See what the famous architect Charles Correa has to say.

The intention of permitting SEZs is to reap the benefits of industrialisation and consequent employment generation. These can be served without SEZs (also) if incentives are extended to incoming industries,” internationally renowned architect and vice-chairman of the task force, Charles Correa, said while reading out the body’s resolution here.

In any event, the Goa government was wise enough to see the light of commonsense and scrap all the 15 SEZs following widespread public protest.  Now, we hear the Union Commerce Secretary.

Pillai said, “Notified means the State has no locus standi to withdraw anything –  there’s no provision under the law for the State Government to recommend denotification.”

Source: Moneycontrol

Yes, yes, we have all heard this line before. In bold letters.

Goods once sold cannot be taken back or exchanged.


Also read previous posts : SEZ Chat, PIO University in an SEZ ? , IT SEZ – Everyone wants a holiday, Minimum Alternate Tax issue, Everything is wrong with us (maximum size cap on SEZ), Panel extends IT holiday to 2019 , and more

2007 – watershed year

Posted in Uncategorized by realitycheck on January 1, 2008

When a tea shop encroaches the pavement, it causes great inconvenience to pedestrians. When politicians encroach social justice, it causes great inconvenience to democracy and to true social justice. It is a double whammy.

2007 proved this beyond a doubt.

The recent riots in Orissa are more about granting ST status to Christian converts rather than opposition to fat men in red santa suits.  From Assam, to Tamilnadu, to Rajasthan, to MP, to Maharashtra, to AP, to Kerala, to UP – events or political formations can almost always be reduced to the quota system. Groups of people are increasingly adopting this stance :

“Look we now know that the social justice platform is not based on anything respectable such as data. Even the latest commission admits so.  Please stop pretending like it is. Lets instead focus on jostling our way into a higher citizenship status.”

Without data and rational examination, even private social interactions become strained to the point of mutual suspicion.
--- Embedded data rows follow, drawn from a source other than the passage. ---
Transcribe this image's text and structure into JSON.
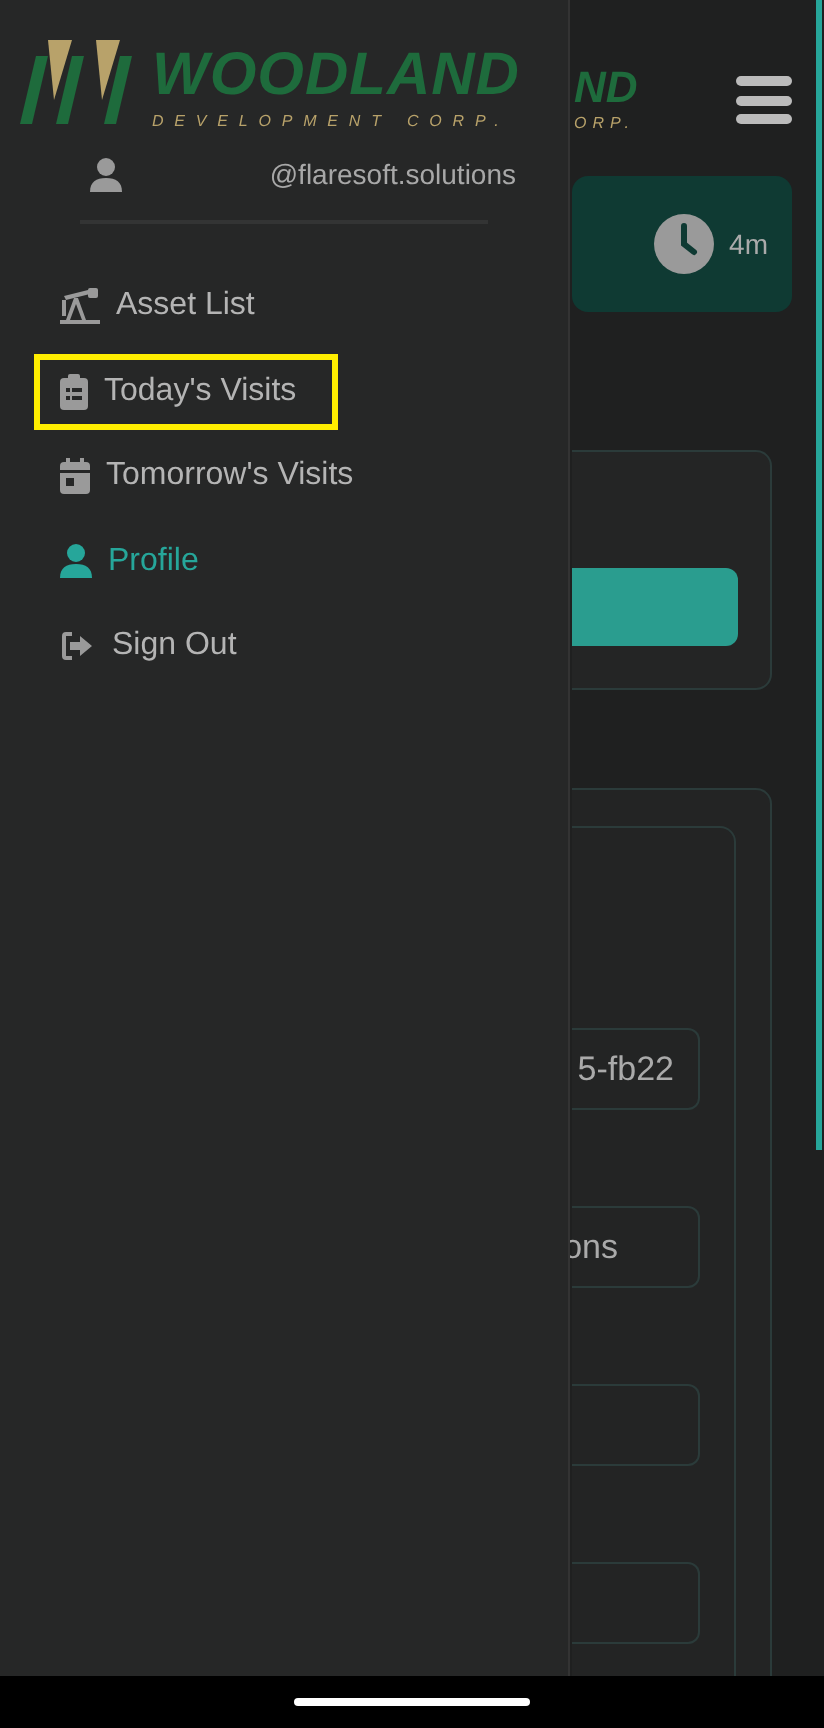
{
  "background_page": {
    "logo_fragment": "ND",
    "logo_tagline_fragment": "ORP.",
    "timer": {
      "reading": "4m"
    },
    "fields": [
      {
        "kind": "text",
        "value": "5-fb22"
      },
      {
        "kind": "text",
        "value": "ons"
      },
      {
        "kind": "blank"
      },
      {
        "kind": "blank"
      }
    ]
  },
  "drawer": {
    "logo": {
      "name": "WOODLAND",
      "tagline": "DEVELOPMENT CORP."
    },
    "user": "@flaresoft.solutions",
    "items": [
      {
        "label": "Asset List",
        "selected": false,
        "highlighted": false
      },
      {
        "label": "Today's Visits",
        "selected": false,
        "highlighted": true
      },
      {
        "label": "Tomorrow's Visits",
        "selected": false,
        "highlighted": false
      },
      {
        "label": "Profile",
        "selected": true,
        "highlighted": false
      },
      {
        "label": "Sign Out",
        "selected": false,
        "highlighted": false
      }
    ]
  }
}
How do we know that our top secular hindu-atheist-blogger-journalist-activist (from Sardesai to Dutt to Thapar) is not secretly overdoing the secular play indirectly helping hindutva forces ? Can Indian Muslims trust our secular champagne sipping chatterati – who seek to cross represent them ? 

We hope 2008  can settle the number one question in this country.

How does a group qualify for exclusive benefits , and once it has acquired them how does it get to keep them ?

What is the  governments responsibility to the truly backward ? Where is the data to show their returns from the primary social justice platform ? Who is vested and who is not ?

How far can the “dont-ask-dont-tell” data avoidance strategy adopted by both the legislature and judiciary work in the age of the internet ?

Once this question is answered, true democracy can fix the rest. As it has in almost all other democracies.


One of the highlights of 2007 was the inability of the English mainstream media to bring around the urban educated masses. Motivated bloggers are tearing apart erstwhile opinion makers who till now had a free run. Unlike the past, the public can click on a blog as painlessly as they click on their publications websites.  People are increasingly searching for meanings of catch phrases. The strain on the media is palpable, because they know they cannot hold their flock together if a couple of them break their unspoken ideological commitments in exchange for commercial success.